What this task involves: Collect the lines of the entries where "badge" shows up.

____

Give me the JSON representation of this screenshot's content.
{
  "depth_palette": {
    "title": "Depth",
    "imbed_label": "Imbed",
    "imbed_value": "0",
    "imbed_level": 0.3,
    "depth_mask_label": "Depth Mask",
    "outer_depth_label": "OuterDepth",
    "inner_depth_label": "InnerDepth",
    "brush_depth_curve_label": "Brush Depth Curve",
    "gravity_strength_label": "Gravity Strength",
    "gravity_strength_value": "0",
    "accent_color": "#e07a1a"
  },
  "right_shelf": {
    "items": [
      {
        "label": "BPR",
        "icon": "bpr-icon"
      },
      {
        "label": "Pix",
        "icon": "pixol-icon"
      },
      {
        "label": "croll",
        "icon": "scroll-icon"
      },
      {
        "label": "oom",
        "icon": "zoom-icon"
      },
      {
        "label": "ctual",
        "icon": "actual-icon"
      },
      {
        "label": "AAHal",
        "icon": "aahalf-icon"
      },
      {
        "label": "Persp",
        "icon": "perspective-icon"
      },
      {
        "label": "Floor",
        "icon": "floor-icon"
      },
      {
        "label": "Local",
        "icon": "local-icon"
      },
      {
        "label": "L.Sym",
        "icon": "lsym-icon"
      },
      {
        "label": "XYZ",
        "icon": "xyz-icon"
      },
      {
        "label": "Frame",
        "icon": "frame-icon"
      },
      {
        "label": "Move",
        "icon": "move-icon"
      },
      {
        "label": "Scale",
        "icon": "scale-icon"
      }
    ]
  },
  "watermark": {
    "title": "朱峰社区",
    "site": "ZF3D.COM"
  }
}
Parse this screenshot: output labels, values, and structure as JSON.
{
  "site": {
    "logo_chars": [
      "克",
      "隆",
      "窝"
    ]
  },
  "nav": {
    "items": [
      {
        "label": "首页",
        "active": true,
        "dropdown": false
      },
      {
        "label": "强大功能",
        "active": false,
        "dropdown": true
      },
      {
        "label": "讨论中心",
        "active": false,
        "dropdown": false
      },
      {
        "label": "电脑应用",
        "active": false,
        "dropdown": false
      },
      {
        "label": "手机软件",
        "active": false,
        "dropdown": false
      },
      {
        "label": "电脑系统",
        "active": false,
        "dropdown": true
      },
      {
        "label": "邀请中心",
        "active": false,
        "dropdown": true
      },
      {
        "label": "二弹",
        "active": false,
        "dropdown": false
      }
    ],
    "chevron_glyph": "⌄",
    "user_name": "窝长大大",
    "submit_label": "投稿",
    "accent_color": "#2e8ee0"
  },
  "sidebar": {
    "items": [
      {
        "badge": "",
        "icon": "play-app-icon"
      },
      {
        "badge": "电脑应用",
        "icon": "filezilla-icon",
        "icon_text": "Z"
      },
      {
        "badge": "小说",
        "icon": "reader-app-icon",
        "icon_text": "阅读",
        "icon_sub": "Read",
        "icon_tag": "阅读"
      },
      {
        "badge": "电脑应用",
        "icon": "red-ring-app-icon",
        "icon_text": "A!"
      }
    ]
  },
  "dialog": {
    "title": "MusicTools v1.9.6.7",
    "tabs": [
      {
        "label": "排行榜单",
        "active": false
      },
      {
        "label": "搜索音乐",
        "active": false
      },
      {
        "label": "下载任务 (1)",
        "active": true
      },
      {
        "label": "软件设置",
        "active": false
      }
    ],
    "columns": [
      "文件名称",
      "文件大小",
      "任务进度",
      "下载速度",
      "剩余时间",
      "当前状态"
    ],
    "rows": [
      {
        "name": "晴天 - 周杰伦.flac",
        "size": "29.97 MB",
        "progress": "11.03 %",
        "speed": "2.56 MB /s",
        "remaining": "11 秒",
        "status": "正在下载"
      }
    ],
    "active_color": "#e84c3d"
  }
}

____

Written solution:
        "badge": "",
        "badge": "电脑应用",
        "badge": "小说",
        "badge": "电脑应用",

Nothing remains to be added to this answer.